Class structures and the way we categorise people has changed vastly over the past half-century due to varying factors. It has become increasingly difficult to identify social class which has its pros and cons. However, what is easier to see is the uprising of 'trendy' areas seen as projects by 'hipsters'. When new groups move in, opportunities arise for the sharing and gaining of cultural capital. But this movement of people also has its disadvantages; communities being broken up because they can no longer afford to live in particular areas due to gentrification/regeneration following in quick succession. With the departure of these indigenous communities, the sought after culture and vibrancy of these areas vanish with the people often leaving behind empty shells being replicated by those with no understanding. The latter may draw comparisons with the concept of cultural appropriation as there was never that opportunity for these groups to live together, exchange dialogue and make moves towards social cohesion.

It is clear to see the housing market in the capital is completely and utterly out of control. The housing crisis gives rise to my ‘Melting melting pot’ notion. In recent news, we heard of the poor door (Collinson, 2016) scandal in Aldgate which to see in this day and age, is quite frankly distasteful and re-exposes the divide between rich and poor in the capital. In support of this, the BBC aired a show which exposed the realities of the housing crisis in London including the fact that many Londoners are spending more than half their wages on rent (Rooms, Rogues and Renters, 2015).

London is slowly but surely turning into a city full of glass facades and brightly rendered buildings. But who lives in these places?

Many of the flats in new builds in previously undesirable areas are dormant. They are dormant, yet unavailable due to their acquisition by foreign buyers who have no desire to live in these homes but simply buy them as an investment - essentially an ISA account.

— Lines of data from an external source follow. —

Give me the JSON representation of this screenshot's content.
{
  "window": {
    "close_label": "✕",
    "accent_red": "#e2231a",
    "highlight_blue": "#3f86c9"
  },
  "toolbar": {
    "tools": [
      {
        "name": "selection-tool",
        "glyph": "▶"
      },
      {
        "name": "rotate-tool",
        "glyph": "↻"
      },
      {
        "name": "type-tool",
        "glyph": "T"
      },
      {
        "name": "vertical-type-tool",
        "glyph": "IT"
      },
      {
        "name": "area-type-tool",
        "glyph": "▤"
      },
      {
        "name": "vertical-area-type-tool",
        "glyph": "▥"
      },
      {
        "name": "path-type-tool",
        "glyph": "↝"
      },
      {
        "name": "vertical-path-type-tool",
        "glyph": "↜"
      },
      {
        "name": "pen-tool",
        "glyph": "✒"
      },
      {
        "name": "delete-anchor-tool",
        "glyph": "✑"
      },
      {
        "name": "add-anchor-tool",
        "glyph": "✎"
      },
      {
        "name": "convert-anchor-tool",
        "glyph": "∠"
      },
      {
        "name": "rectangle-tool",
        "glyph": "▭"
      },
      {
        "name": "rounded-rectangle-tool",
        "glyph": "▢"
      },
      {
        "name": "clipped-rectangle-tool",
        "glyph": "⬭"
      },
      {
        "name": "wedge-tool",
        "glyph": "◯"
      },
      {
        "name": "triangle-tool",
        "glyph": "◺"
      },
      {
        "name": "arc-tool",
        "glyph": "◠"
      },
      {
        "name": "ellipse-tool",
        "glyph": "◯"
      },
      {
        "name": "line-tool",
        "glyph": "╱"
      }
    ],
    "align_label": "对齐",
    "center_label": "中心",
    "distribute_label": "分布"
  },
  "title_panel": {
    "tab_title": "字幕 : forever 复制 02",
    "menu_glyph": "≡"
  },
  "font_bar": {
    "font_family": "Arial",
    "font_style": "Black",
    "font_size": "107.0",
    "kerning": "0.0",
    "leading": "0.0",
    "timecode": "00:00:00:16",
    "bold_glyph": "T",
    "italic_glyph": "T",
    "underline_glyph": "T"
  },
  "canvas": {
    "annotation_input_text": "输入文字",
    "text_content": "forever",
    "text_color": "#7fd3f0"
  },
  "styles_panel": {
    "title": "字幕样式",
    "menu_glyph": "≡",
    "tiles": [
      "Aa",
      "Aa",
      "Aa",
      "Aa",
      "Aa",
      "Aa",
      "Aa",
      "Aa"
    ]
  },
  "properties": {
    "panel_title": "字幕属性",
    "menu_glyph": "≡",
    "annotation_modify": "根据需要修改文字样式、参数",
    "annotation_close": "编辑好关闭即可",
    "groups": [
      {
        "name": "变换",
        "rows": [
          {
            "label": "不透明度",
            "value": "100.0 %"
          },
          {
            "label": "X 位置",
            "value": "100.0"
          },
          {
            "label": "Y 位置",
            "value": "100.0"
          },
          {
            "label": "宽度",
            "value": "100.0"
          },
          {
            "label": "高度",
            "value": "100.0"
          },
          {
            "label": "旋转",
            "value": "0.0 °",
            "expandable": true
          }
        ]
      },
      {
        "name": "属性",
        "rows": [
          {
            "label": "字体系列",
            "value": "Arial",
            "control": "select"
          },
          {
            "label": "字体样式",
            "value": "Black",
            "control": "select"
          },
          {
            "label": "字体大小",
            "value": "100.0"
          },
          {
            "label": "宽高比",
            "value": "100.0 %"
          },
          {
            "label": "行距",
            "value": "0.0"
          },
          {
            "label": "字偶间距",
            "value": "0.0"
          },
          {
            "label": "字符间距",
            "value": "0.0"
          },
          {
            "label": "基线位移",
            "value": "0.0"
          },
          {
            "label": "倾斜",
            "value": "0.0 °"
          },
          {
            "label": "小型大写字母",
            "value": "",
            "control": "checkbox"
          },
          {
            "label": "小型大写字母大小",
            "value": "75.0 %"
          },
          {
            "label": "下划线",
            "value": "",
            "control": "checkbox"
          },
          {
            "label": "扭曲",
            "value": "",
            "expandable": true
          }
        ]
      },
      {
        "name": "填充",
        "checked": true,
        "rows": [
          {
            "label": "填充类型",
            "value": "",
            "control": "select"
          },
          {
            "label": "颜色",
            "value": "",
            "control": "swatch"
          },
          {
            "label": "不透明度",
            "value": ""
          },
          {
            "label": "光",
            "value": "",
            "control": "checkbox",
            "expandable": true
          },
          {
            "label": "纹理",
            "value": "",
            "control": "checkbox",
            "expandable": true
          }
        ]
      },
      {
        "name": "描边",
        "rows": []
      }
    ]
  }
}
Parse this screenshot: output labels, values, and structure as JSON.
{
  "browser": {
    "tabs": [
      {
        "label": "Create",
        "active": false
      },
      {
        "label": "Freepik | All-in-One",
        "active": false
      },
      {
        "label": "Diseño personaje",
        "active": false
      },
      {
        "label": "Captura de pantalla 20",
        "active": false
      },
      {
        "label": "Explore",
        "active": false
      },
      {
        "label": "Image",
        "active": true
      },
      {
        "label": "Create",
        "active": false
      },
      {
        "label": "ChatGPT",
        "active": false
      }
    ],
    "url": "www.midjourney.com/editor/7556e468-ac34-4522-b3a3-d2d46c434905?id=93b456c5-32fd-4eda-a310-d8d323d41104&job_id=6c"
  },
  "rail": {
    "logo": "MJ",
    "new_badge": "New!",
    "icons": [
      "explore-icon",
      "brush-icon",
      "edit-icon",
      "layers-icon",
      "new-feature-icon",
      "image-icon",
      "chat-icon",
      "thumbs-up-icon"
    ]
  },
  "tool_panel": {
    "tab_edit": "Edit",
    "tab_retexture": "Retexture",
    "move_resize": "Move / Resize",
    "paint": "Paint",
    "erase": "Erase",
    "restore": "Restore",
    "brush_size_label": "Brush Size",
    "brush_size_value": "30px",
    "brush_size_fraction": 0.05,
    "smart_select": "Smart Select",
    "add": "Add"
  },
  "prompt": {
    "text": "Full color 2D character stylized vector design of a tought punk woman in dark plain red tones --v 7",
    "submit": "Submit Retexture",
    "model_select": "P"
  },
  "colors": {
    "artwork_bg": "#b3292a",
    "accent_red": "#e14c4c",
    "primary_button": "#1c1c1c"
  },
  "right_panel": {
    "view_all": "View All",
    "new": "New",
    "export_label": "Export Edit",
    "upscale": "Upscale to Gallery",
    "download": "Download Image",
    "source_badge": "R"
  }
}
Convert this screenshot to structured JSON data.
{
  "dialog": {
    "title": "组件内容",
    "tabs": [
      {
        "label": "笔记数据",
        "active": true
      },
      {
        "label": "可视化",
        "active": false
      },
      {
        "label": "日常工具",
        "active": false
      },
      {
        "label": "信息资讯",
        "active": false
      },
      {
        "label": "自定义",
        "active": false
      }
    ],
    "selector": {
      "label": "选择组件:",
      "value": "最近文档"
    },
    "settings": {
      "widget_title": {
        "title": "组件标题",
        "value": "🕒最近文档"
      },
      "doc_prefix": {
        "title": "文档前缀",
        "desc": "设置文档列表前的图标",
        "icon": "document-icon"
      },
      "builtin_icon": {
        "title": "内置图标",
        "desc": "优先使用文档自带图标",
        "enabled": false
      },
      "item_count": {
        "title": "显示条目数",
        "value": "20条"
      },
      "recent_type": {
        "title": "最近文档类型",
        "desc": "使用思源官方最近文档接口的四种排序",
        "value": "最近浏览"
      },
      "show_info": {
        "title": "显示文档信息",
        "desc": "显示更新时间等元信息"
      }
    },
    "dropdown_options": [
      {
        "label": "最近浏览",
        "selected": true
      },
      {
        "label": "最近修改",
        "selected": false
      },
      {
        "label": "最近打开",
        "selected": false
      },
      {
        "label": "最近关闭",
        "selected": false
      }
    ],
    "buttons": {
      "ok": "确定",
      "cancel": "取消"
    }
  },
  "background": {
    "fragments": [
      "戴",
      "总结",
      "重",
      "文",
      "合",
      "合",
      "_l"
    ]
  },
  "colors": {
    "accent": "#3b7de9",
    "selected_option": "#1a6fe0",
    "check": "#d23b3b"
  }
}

This is not an objection to the acquisition of property but the posing of a further provocation: How can anyone feel comfortable with our capital steadily turning into a ghost town and a steady lack of homes for its dwellers to live in?

The lack of ‘affordable housing’, a term which is relative does one thing, it pushes us ALL further out of the city. First and second generation born brits, immigrants, economic migrants and even the 'indigenous' populations and communities are at risk of this displacement. It is with this in mind that we must consider what the value of the city will be and where all of its allure excitement will generate from, if, when one visits the people who have been instrumental in creating its ‘vibe’ are no longer able to do so?

Growing up in London I have always loved and appreciated that we all live harmoniously (to some extent) amongst one another supporting the notion of the ‘melting pot’. This integration is demonstrated through the absorption of language which we often see imbedded into youth culture and often permeate into mainstream culture. Our friends teach us words and phrases belonging distinctly to their mother tongues, we pick words up from shop keepers, waiters and people we meet in everyday situations. These influences even filter through into our cooking at home, an act which is so personal and culturally specific. Food can offer an entry point into understanding other cultures and a space for exchanges about experiences which can lead to the creation of fusions in the form of dishes and values.

We have a long way to go in terms of social cohesion as there are many problems to deal with, including a never-ending cycle of and often unnecessary moral panic, but within this, we must acknowledge that our beautiful melting pot is under threat. It seems that it is time for a call to action, a period in which we should band together, talk to local MPs, vote for change and most importantly engage with our local communities to action the change that we would like to see.